### WHAT IS REQUIRED
Go through the data and report each line that holds the string "name".

Stored items

· · · ·

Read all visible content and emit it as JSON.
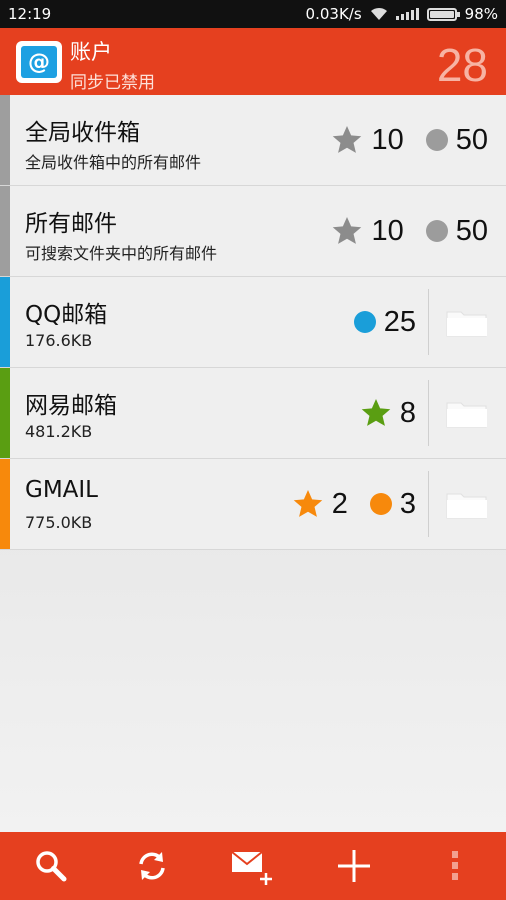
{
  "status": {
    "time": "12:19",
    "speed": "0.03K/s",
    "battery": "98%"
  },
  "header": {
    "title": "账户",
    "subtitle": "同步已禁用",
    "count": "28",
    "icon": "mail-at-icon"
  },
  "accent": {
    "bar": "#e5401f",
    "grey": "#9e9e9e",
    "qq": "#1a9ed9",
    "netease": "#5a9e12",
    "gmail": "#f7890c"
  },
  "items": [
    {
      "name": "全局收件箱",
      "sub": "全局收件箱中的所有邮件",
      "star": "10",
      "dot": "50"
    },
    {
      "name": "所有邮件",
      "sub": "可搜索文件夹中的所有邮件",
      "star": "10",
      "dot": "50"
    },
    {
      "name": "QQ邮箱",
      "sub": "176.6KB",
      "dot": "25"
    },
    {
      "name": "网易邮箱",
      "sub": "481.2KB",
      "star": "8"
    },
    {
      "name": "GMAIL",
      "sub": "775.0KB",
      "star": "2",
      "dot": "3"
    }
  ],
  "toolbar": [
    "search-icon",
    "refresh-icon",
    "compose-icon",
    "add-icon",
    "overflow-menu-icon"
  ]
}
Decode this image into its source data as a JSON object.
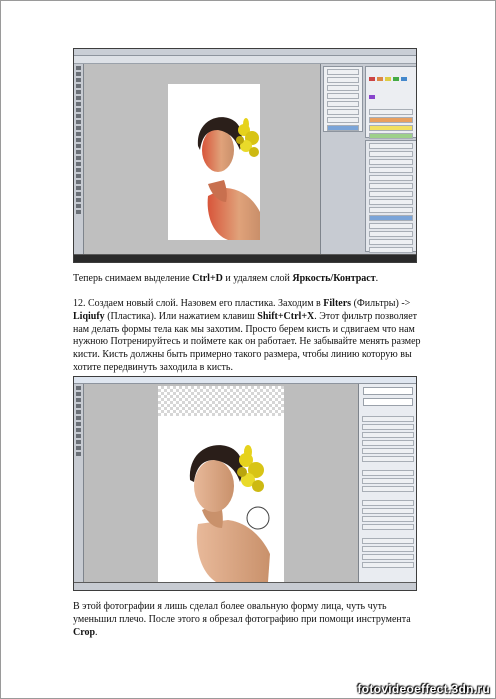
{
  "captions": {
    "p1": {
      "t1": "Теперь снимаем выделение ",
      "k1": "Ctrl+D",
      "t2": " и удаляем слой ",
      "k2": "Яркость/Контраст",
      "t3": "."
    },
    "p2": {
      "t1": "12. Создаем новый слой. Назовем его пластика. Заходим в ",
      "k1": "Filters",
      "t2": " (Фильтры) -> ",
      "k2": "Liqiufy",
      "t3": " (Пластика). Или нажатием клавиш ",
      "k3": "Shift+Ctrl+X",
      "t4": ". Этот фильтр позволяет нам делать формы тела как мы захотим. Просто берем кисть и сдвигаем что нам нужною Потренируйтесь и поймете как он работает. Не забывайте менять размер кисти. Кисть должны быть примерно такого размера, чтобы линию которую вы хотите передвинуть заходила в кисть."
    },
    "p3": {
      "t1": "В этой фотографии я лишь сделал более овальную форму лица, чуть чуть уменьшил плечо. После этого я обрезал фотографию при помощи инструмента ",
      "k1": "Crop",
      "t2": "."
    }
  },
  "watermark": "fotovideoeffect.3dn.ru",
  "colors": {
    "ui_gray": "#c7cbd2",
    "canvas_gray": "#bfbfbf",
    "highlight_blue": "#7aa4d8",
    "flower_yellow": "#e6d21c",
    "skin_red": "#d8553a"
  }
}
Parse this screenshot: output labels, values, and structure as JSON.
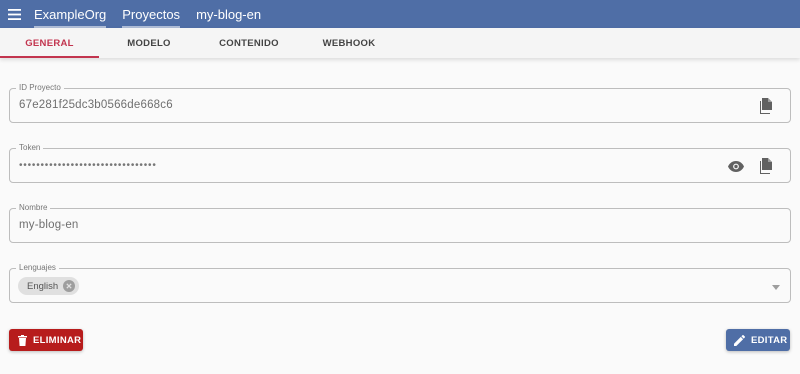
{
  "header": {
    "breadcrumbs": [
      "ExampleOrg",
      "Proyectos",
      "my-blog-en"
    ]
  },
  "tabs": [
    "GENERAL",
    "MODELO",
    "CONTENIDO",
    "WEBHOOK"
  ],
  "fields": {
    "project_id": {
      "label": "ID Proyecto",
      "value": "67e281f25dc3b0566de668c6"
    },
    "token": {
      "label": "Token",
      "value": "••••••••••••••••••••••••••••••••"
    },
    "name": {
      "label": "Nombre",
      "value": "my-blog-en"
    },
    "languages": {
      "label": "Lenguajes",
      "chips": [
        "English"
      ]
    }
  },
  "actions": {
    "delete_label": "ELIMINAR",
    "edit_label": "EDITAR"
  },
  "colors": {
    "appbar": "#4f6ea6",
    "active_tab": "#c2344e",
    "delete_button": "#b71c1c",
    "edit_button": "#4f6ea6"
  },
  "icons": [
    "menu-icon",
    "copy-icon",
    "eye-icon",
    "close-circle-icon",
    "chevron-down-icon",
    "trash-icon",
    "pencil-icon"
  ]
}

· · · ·

### EXERCISE RESPONSE
      "name": "全局收件箱",
      "name": "所有邮件",
      "name": "QQ邮箱",
      "name": "网易邮箱",
      "name": "GMAIL",
    "name": {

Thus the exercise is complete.